But my favourite flower has always been the rose. We had quite a few bushes that had previously been in my great grandmother’s garden, with posh names such as Queen Elizabeth, Superstar and Blue Moon.
I used to grab handfuls of the velvety petals, vigorously stuffing them into jam jars and Tupperware before ‘borrowing’ mum’s expensive bottle of Chanel from her dressing table to add to the mixture.
The process was completed by a few squirts of Fairy Liquid. ‘Eau De Ashley’ was created.
Then I trundled down to my garden gate and hung around waiting for passing dog-walkers and grannies to sell my scent to for the princely sum of tuppence.
I never made much, just enough to get a sweet 10 penny chew mix at the Bacon House corner shop in my road.
My first real perfume was an Avon one called Pretty Peach. Unfortunately, most of the girls in my junior school wore it and the aroma was so sickly that one of the teachers had an asthma attack. After that we were all banned from wearing it.

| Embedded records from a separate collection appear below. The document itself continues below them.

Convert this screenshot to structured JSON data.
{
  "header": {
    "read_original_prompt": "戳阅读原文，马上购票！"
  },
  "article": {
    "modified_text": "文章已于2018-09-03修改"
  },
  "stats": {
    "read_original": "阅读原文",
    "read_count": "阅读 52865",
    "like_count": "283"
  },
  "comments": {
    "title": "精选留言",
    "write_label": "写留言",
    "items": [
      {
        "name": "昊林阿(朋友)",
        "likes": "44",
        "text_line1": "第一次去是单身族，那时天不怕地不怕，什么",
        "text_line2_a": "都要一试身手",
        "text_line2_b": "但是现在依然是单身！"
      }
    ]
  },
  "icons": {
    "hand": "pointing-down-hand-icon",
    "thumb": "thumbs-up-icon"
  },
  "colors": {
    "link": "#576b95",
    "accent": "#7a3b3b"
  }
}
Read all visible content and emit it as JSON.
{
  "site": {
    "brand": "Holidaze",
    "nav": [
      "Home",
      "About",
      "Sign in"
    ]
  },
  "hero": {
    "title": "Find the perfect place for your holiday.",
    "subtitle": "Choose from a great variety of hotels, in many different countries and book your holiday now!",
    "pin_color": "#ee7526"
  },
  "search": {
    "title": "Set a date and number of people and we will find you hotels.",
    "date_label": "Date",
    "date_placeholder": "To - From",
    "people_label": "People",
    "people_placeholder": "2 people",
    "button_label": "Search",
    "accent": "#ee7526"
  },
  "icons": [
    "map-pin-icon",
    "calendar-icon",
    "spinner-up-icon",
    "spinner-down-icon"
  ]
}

The next parfum encounter I had was in my teens with my cousin’s bottle of Charlie. It will always be special to me as I wore it when I had my first proper kiss.
Later I had a brief, passionate summer fling with Lou Lou until the then boyfriend said it reminded them of toilet cleaner.
Over the years I’ve been kept in smellies by family and friends via Christmas and birthday gifts. Occasionally I’ll splash out on a bottle because its shape has wooed me, such as the va-va voom sexy one from Jean-Paul Gaultier.
Now all I need is my best lippy, jeans and the right man to accompany them.